═════ Raw data ═════
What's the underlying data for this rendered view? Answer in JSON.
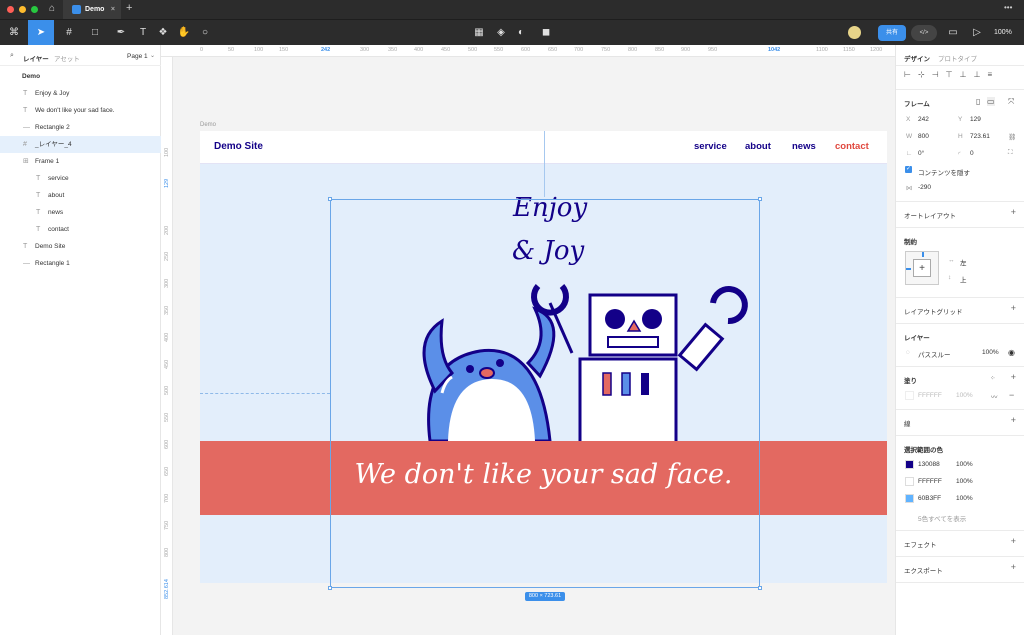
{
  "window": {
    "tab_title": "Demo",
    "new_tab": "+",
    "menu": "•••"
  },
  "toolbar": {
    "share_label": "共有",
    "zoom": "100%"
  },
  "left_panel": {
    "tabs": [
      "レイヤー",
      "アセット"
    ],
    "page": "Page 1",
    "root": "Demo",
    "layers": [
      {
        "name": "Enjoy & Joy",
        "icon": "T",
        "indent": 1
      },
      {
        "name": "We don't like your sad face.",
        "icon": "T",
        "indent": 1
      },
      {
        "name": "Rectangle 2",
        "icon": "—",
        "indent": 1
      },
      {
        "name": "_レイヤー_4",
        "icon": "#",
        "indent": 1
      },
      {
        "name": "Frame 1",
        "icon": "⊞",
        "indent": 1
      },
      {
        "name": "service",
        "icon": "T",
        "indent": 2
      },
      {
        "name": "about",
        "icon": "T",
        "indent": 2
      },
      {
        "name": "news",
        "icon": "T",
        "indent": 2
      },
      {
        "name": "contact",
        "icon": "T",
        "indent": 2
      },
      {
        "name": "Demo Site",
        "icon": "T",
        "indent": 1
      },
      {
        "name": "Rectangle 1",
        "icon": "—",
        "indent": 1
      }
    ]
  },
  "ruler": {
    "top": [
      "0",
      "50",
      "100",
      "150",
      "242",
      "300",
      "350",
      "400",
      "450",
      "500",
      "550",
      "600",
      "650",
      "700",
      "750",
      "800",
      "850",
      "900",
      "950",
      "1042",
      "1100",
      "1150",
      "1200",
      "1250"
    ],
    "left": [
      "100",
      "129",
      "200",
      "250",
      "300",
      "350",
      "400",
      "450",
      "500",
      "550",
      "600",
      "650",
      "700",
      "750",
      "800",
      "852.614"
    ]
  },
  "canvas": {
    "frame_label": "Demo",
    "brand": "Demo Site",
    "nav": [
      "service",
      "about",
      "news",
      "contact"
    ],
    "headline_1": "Enjoy",
    "headline_2": "& Joy",
    "banner_text": "We don't like your sad face.",
    "selection_size": "800 × 723.61"
  },
  "right_panel": {
    "tabs": [
      "デザイン",
      "プロトタイプ"
    ],
    "frame_title": "フレーム",
    "x_label": "X",
    "x": "242",
    "y_label": "Y",
    "y": "129",
    "w_label": "W",
    "w": "800",
    "h_label": "H",
    "h": "723.61",
    "rotation": "0°",
    "radius": "0",
    "clip_label": "コンテンツを隠す",
    "spacing": "-290",
    "auto_layout": "オートレイアウト",
    "constraints": "制約",
    "constraint_h": "左",
    "constraint_v": "上",
    "layout_grid": "レイアウトグリッド",
    "layer_title": "レイヤー",
    "blend_mode": "パススルー",
    "opacity": "100%",
    "fill_title": "塗り",
    "fill_hex": "FFFFFF",
    "fill_opacity": "100%",
    "stroke_title": "線",
    "selection_colors_title": "選択範囲の色",
    "selection_colors": [
      {
        "hex": "130088",
        "opacity": "100%",
        "color": "#130088"
      },
      {
        "hex": "FFFFFF",
        "opacity": "100%",
        "color": "#FFFFFF"
      },
      {
        "hex": "60B3FF",
        "opacity": "100%",
        "color": "#60B3FF"
      }
    ],
    "show_all_colors": "5色すべてを表示",
    "effects": "エフェクト",
    "export": "エクスポート"
  },
  "colors": {
    "accent": "#3b8fea",
    "navy": "#130088",
    "banner": "#e36961",
    "contact": "#e0483e"
  }
}
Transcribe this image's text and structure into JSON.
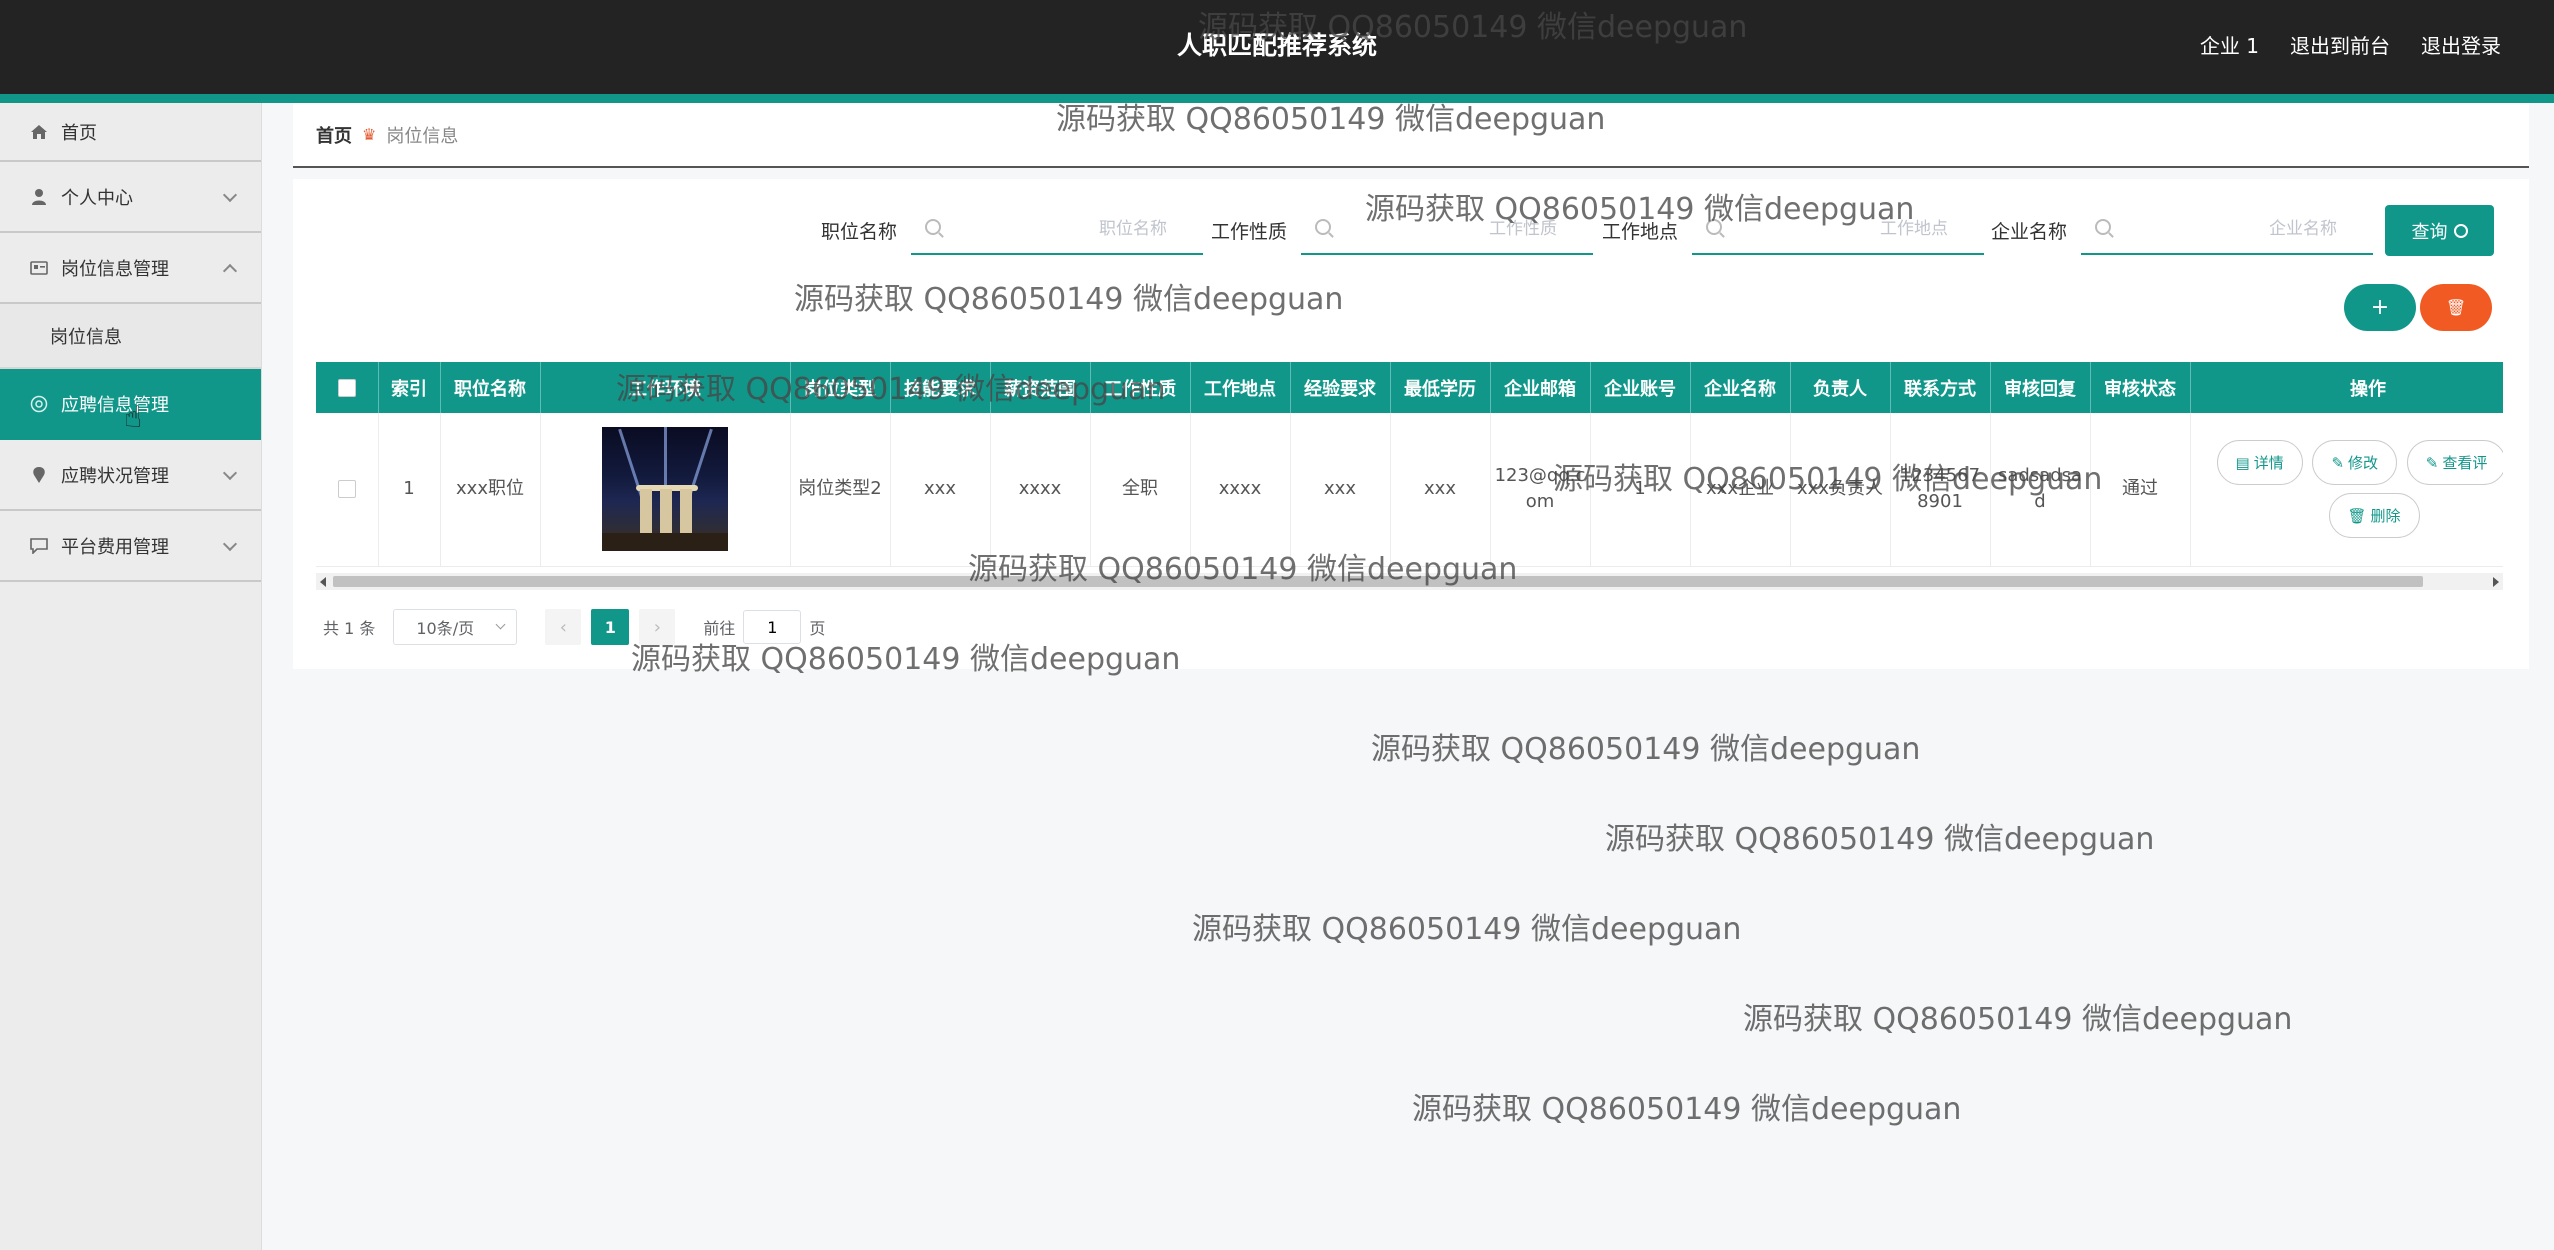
{
  "header": {
    "title": "人职匹配推荐系统",
    "links": [
      "企业 1",
      "退出到前台",
      "退出登录"
    ]
  },
  "sidebar": {
    "items": [
      {
        "label": "首页",
        "icon": "home-icon"
      },
      {
        "label": "个人中心",
        "icon": "user-icon"
      },
      {
        "label": "岗位信息管理",
        "icon": "card-icon"
      },
      {
        "label": "岗位信息",
        "icon": ""
      },
      {
        "label": "应聘信息管理",
        "icon": "target-icon"
      },
      {
        "label": "应聘状况管理",
        "icon": "pin-icon"
      },
      {
        "label": "平台费用管理",
        "icon": "chat-icon"
      }
    ]
  },
  "breadcrumb": {
    "home": "首页",
    "current": "岗位信息"
  },
  "search": {
    "fields": [
      {
        "label": "职位名称",
        "placeholder": "职位名称"
      },
      {
        "label": "工作性质",
        "placeholder": "工作性质"
      },
      {
        "label": "工作地点",
        "placeholder": "工作地点"
      },
      {
        "label": "企业名称",
        "placeholder": "企业名称"
      }
    ],
    "button": "查询"
  },
  "actions": {
    "add": "+",
    "delete": "🗑"
  },
  "table": {
    "headers": [
      "索引",
      "职位名称",
      "工作环境",
      "岗位类型",
      "技能要求",
      "薪资范围",
      "工作性质",
      "工作地点",
      "经验要求",
      "最低学历",
      "企业邮箱",
      "企业账号",
      "企业名称",
      "负责人",
      "联系方式",
      "审核回复",
      "审核状态",
      "操作"
    ],
    "rows": [
      {
        "index": "1",
        "name": "xxx职位",
        "type": "岗位类型2",
        "skill": "xxx",
        "salary": "xxxx",
        "nature": "全职",
        "location": "xxxx",
        "experience": "xxx",
        "education": "xxx",
        "email": "123@qq.com",
        "account": "1",
        "company": "xxx企业",
        "manager": "xxx负责人",
        "phone": "12345678901",
        "reply": "sadsadsad",
        "status": "通过"
      }
    ],
    "ops": [
      "详情",
      "修改",
      "查看评",
      "删除"
    ]
  },
  "pagination": {
    "total": "共 1 条",
    "size": "10条/页",
    "page": "1",
    "goto": "前往",
    "goto_value": "1",
    "page_unit": "页"
  },
  "watermark": "源码获取 QQ86050149 微信deepguan"
}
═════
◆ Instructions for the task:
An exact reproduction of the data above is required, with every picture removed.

◆ Solution for this problem:
What's the underlying data for this rendered view? Answer in JSON.
{
  "window": {
    "tab_title": "Demo",
    "new_tab": "+",
    "menu": "•••"
  },
  "toolbar": {
    "share_label": "共有",
    "zoom": "100%"
  },
  "left_panel": {
    "tabs": [
      "レイヤー",
      "アセット"
    ],
    "page": "Page 1",
    "root": "Demo",
    "layers": [
      {
        "name": "Enjoy & Joy",
        "icon": "T",
        "indent": 1
      },
      {
        "name": "We don't like your sad face.",
        "icon": "T",
        "indent": 1
      },
      {
        "name": "Rectangle 2",
        "icon": "—",
        "indent": 1
      },
      {
        "name": "_レイヤー_4",
        "icon": "#",
        "indent": 1
      },
      {
        "name": "Frame 1",
        "icon": "⊞",
        "indent": 1
      },
      {
        "name": "service",
        "icon": "T",
        "indent": 2
      },
      {
        "name": "about",
        "icon": "T",
        "indent": 2
      },
      {
        "name": "news",
        "icon": "T",
        "indent": 2
      },
      {
        "name": "contact",
        "icon": "T",
        "indent": 2
      },
      {
        "name": "Demo Site",
        "icon": "T",
        "indent": 1
      },
      {
        "name": "Rectangle 1",
        "icon": "—",
        "indent": 1
      }
    ]
  },
  "ruler": {
    "top": [
      "0",
      "50",
      "100",
      "150",
      "242",
      "300",
      "350",
      "400",
      "450",
      "500",
      "550",
      "600",
      "650",
      "700",
      "750",
      "800",
      "850",
      "900",
      "950",
      "1042",
      "1100",
      "1150",
      "1200",
      "1250"
    ],
    "left": [
      "100",
      "129",
      "200",
      "250",
      "300",
      "350",
      "400",
      "450",
      "500",
      "550",
      "600",
      "650",
      "700",
      "750",
      "800",
      "852.614"
    ]
  },
  "canvas": {
    "frame_label": "Demo",
    "brand": "Demo Site",
    "nav": [
      "service",
      "about",
      "news",
      "contact"
    ],
    "headline_1": "Enjoy",
    "headline_2": "& Joy",
    "banner_text": "We don't like your sad face.",
    "selection_size": "800 × 723.61"
  },
  "right_panel": {
    "tabs": [
      "デザイン",
      "プロトタイプ"
    ],
    "frame_title": "フレーム",
    "x_label": "X",
    "x": "242",
    "y_label": "Y",
    "y": "129",
    "w_label": "W",
    "w": "800",
    "h_label": "H",
    "h": "723.61",
    "rotation": "0°",
    "radius": "0",
    "clip_label": "コンテンツを隠す",
    "spacing": "-290",
    "auto_layout": "オートレイアウト",
    "constraints": "制約",
    "constraint_h": "左",
    "constraint_v": "上",
    "layout_grid": "レイアウトグリッド",
    "layer_title": "レイヤー",
    "blend_mode": "パススルー",
    "opacity": "100%",
    "fill_title": "塗り",
    "fill_hex": "FFFFFF",
    "fill_opacity": "100%",
    "stroke_title": "線",
    "selection_colors_title": "選択範囲の色",
    "selection_colors": [
      {
        "hex": "130088",
        "opacity": "100%",
        "color": "#130088"
      },
      {
        "hex": "FFFFFF",
        "opacity": "100%",
        "color": "#FFFFFF"
      },
      {
        "hex": "60B3FF",
        "opacity": "100%",
        "color": "#60B3FF"
      }
    ],
    "show_all_colors": "5色すべてを表示",
    "effects": "エフェクト",
    "export": "エクスポート"
  },
  "colors": {
    "accent": "#3b8fea",
    "navy": "#130088",
    "banner": "#e36961",
    "contact": "#e0483e"
  }
}
Transcribe this image's text and structure into JSON.
{
  "header": {
    "title": "人职匹配推荐系统",
    "links": [
      "企业 1",
      "退出到前台",
      "退出登录"
    ]
  },
  "sidebar": {
    "items": [
      {
        "label": "首页",
        "icon": "home-icon"
      },
      {
        "label": "个人中心",
        "icon": "user-icon"
      },
      {
        "label": "岗位信息管理",
        "icon": "card-icon"
      },
      {
        "label": "岗位信息",
        "icon": ""
      },
      {
        "label": "应聘信息管理",
        "icon": "target-icon"
      },
      {
        "label": "应聘状况管理",
        "icon": "pin-icon"
      },
      {
        "label": "平台费用管理",
        "icon": "chat-icon"
      }
    ]
  },
  "breadcrumb": {
    "home": "首页",
    "current": "岗位信息"
  },
  "search": {
    "fields": [
      {
        "label": "职位名称",
        "placeholder": "职位名称"
      },
      {
        "label": "工作性质",
        "placeholder": "工作性质"
      },
      {
        "label": "工作地点",
        "placeholder": "工作地点"
      },
      {
        "label": "企业名称",
        "placeholder": "企业名称"
      }
    ],
    "button": "查询"
  },
  "actions": {
    "add": "+",
    "delete": "🗑"
  },
  "table": {
    "headers": [
      "索引",
      "职位名称",
      "工作环境",
      "岗位类型",
      "技能要求",
      "薪资范围",
      "工作性质",
      "工作地点",
      "经验要求",
      "最低学历",
      "企业邮箱",
      "企业账号",
      "企业名称",
      "负责人",
      "联系方式",
      "审核回复",
      "审核状态",
      "操作"
    ],
    "rows": [
      {
        "index": "1",
        "name": "xxx职位",
        "type": "岗位类型2",
        "skill": "xxx",
        "salary": "xxxx",
        "nature": "全职",
        "location": "xxxx",
        "experience": "xxx",
        "education": "xxx",
        "email": "123@qq.com",
        "account": "1",
        "company": "xxx企业",
        "manager": "xxx负责人",
        "phone": "12345678901",
        "reply": "sadsadsad",
        "status": "通过"
      }
    ],
    "ops": [
      "详情",
      "修改",
      "查看评",
      "删除"
    ]
  },
  "pagination": {
    "total": "共 1 条",
    "size": "10条/页",
    "page": "1",
    "goto": "前往",
    "goto_value": "1",
    "page_unit": "页"
  },
  "watermark": "源码获取 QQ86050149 微信deepguan"
}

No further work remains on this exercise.